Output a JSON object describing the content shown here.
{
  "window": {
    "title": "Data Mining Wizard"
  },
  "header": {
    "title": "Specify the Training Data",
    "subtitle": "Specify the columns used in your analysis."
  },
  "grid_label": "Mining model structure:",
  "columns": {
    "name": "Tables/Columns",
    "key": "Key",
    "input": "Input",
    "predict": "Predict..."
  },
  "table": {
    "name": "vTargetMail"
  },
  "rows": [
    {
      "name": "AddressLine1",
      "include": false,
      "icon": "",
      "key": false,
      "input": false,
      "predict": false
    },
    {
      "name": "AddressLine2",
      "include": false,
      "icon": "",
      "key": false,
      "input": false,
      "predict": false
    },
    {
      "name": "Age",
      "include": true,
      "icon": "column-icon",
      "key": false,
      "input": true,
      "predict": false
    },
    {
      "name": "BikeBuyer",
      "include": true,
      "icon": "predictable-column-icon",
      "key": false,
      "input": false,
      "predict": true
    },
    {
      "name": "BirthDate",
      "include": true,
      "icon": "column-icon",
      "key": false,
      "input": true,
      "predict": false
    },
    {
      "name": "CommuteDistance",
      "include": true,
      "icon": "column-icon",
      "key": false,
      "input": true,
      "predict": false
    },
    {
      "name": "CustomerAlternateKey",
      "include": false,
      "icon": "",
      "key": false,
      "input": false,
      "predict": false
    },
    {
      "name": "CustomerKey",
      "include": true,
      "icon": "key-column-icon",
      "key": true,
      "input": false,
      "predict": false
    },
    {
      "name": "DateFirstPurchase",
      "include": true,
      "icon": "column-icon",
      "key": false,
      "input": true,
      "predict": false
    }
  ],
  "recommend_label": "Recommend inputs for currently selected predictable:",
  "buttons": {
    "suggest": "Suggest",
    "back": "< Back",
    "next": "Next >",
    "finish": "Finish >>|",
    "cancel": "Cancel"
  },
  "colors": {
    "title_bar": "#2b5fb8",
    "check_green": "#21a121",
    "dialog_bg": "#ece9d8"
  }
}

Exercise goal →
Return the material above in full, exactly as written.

Solution to this exercise →
Output a JSON object describing the content shown here.
{
  "window": {
    "title": "Data Mining Wizard"
  },
  "header": {
    "title": "Specify the Training Data",
    "subtitle": "Specify the columns used in your analysis."
  },
  "grid_label": "Mining model structure:",
  "columns": {
    "name": "Tables/Columns",
    "key": "Key",
    "input": "Input",
    "predict": "Predict..."
  },
  "table": {
    "name": "vTargetMail"
  },
  "rows": [
    {
      "name": "AddressLine1",
      "include": false,
      "icon": "",
      "key": false,
      "input": false,
      "predict": false
    },
    {
      "name": "AddressLine2",
      "include": false,
      "icon": "",
      "key": false,
      "input": false,
      "predict": false
    },
    {
      "name": "Age",
      "include": true,
      "icon": "column-icon",
      "key": false,
      "input": true,
      "predict": false
    },
    {
      "name": "BikeBuyer",
      "include": true,
      "icon": "predictable-column-icon",
      "key": false,
      "input": false,
      "predict": true
    },
    {
      "name": "BirthDate",
      "include": true,
      "icon": "column-icon",
      "key": false,
      "input": true,
      "predict": false
    },
    {
      "name": "CommuteDistance",
      "include": true,
      "icon": "column-icon",
      "key": false,
      "input": true,
      "predict": false
    },
    {
      "name": "CustomerAlternateKey",
      "include": false,
      "icon": "",
      "key": false,
      "input": false,
      "predict": false
    },
    {
      "name": "CustomerKey",
      "include": true,
      "icon": "key-column-icon",
      "key": true,
      "input": false,
      "predict": false
    },
    {
      "name": "DateFirstPurchase",
      "include": true,
      "icon": "column-icon",
      "key": false,
      "input": true,
      "predict": false
    }
  ],
  "recommend_label": "Recommend inputs for currently selected predictable:",
  "buttons": {
    "suggest": "Suggest",
    "back": "< Back",
    "next": "Next >",
    "finish": "Finish >>|",
    "cancel": "Cancel"
  },
  "colors": {
    "title_bar": "#2b5fb8",
    "check_green": "#21a121",
    "dialog_bg": "#ece9d8"
  }
}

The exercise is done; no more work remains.